The drivers, who were previously independent contractors that were paid by the load hauled, unionized under the Teamsters in April 2012. Under the new contract, which was agreed to Jan. 9, they will see their day shift hourly rate increased from $12.72 to $19 and their night shift hourly rate jump from $13.22 to $19.75.
“We commend these truck drivers for their leadership in challenging the status quo at the ports,” Teamsters President James Hoffa said. “Toll Group and its drivers have raised the bar for responsible competition.”
In addition to the immediate raises, drivers also won 50-cent-per-hour annual raises over the life of the contract, giving Toll port drivers hourly wage boosts of more than 60 percent over the life of the three-year contract.

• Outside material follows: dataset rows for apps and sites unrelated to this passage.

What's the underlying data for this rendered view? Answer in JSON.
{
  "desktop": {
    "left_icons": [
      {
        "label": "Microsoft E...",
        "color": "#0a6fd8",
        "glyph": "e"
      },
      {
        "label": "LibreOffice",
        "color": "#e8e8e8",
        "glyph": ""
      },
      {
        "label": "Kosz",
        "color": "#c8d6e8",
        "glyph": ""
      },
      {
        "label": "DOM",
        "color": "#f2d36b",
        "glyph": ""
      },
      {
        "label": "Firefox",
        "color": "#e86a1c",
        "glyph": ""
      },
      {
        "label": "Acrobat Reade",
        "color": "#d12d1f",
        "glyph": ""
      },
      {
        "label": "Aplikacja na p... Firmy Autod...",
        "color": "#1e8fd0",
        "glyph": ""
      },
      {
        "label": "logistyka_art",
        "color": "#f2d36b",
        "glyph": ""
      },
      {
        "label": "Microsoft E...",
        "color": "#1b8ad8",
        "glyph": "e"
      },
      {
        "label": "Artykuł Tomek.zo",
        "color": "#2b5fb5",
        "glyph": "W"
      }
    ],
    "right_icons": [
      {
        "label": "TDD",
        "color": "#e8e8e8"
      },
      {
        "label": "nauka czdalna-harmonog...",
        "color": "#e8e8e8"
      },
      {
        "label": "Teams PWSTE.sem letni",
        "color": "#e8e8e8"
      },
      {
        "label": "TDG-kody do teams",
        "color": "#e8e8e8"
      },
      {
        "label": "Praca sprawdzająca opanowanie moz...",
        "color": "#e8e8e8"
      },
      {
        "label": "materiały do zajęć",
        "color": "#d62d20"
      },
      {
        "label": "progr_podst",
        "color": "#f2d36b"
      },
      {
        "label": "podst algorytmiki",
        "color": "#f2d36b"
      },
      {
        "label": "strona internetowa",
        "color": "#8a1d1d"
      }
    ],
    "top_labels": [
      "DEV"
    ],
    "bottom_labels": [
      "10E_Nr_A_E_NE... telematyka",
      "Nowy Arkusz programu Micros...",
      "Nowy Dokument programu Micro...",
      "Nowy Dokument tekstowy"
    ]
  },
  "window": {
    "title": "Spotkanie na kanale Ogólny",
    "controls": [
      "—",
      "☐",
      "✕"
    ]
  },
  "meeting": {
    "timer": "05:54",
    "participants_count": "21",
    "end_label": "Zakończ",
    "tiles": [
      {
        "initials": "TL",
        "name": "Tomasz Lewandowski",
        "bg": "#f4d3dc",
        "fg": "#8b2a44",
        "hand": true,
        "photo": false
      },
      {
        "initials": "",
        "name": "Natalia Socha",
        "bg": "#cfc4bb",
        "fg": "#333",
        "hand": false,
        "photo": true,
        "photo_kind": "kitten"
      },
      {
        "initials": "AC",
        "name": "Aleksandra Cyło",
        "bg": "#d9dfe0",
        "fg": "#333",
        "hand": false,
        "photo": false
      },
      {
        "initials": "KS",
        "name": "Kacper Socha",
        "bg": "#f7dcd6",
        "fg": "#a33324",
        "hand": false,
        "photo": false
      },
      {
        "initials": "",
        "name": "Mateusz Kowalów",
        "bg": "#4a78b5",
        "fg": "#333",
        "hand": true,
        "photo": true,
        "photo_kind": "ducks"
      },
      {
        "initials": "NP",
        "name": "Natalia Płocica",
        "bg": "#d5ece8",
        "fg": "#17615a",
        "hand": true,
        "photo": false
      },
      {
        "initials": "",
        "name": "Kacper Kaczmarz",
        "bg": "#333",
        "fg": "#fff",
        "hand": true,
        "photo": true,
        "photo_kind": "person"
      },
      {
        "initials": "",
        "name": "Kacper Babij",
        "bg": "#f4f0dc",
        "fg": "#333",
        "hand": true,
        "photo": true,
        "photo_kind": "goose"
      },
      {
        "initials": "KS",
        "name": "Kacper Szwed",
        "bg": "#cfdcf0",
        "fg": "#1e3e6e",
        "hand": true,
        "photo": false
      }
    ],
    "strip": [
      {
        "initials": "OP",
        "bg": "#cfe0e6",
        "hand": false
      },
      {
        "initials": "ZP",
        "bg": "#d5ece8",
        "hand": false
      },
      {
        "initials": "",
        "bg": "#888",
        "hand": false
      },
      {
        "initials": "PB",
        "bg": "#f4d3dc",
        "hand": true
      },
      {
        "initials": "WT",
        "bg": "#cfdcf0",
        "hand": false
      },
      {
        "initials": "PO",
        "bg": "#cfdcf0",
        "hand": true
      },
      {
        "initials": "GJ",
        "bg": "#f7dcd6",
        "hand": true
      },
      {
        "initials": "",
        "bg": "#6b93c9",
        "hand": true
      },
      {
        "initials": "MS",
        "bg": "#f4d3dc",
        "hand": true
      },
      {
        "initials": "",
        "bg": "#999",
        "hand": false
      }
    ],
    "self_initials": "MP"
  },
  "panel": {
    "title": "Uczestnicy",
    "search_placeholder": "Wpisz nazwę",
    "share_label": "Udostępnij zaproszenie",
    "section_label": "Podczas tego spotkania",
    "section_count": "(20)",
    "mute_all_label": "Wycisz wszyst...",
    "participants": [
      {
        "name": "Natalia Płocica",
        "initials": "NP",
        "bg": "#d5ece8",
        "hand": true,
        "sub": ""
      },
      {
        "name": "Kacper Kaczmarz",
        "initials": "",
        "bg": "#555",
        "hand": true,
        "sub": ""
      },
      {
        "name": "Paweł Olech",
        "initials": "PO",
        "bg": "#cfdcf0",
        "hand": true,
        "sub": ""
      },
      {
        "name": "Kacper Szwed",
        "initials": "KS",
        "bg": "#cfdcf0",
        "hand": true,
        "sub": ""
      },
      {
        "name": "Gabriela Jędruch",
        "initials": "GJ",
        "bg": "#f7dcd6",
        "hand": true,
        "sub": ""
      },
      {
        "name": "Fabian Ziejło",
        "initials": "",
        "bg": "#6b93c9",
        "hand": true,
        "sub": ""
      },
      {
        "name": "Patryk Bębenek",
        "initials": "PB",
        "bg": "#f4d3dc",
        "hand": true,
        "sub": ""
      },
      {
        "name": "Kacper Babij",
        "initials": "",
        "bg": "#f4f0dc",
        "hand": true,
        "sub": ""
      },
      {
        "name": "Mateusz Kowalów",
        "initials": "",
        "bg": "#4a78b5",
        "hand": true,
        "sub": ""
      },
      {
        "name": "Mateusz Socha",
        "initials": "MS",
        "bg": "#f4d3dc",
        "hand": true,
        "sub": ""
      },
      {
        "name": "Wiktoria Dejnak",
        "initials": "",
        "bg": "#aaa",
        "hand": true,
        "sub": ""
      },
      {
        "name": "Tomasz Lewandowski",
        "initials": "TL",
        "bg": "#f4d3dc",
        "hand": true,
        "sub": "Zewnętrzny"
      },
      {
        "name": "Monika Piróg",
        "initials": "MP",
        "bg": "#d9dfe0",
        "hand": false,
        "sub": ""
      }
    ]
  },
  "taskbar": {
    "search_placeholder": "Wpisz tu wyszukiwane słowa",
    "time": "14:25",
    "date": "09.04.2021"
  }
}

“This is a great victory for truckers who have been fighting for living wages and decent conditions at Toll for several years now,” Michael Kaine, acting national secretary of the Transport Workers’ Union, which represents Toll Group drivers in Australia, said. “This agreement, the first for port truckers in the US for almost 30 years, will act as springboard for organizing the entire port trucking industry over the coming years.”
The first-ever contract also shifts a bulk of drivers’ health care costs to their employer, grants overtime, paid sick leave and holidays, offers guaranteed hours and a pension plan.
Overtime pay of time-and-half kicks in after drivers work a 40-hour week. According to the truckers, an average workweek for them is currently around 60 hours.
As Teamster Local 848 members, the drivers have been automatically enrolled in the union’s Western Conference Pension Trust. Toll Group will make a pension contribution of $1 an hour per driver until 2014, and a $1.50 an hour per driver by 2015.
“This new agreement shows that international solidarity between workers does make a real difference and that when workers stand together they can win real change that will lead to improved standards across the trucking industry,” Kaine said.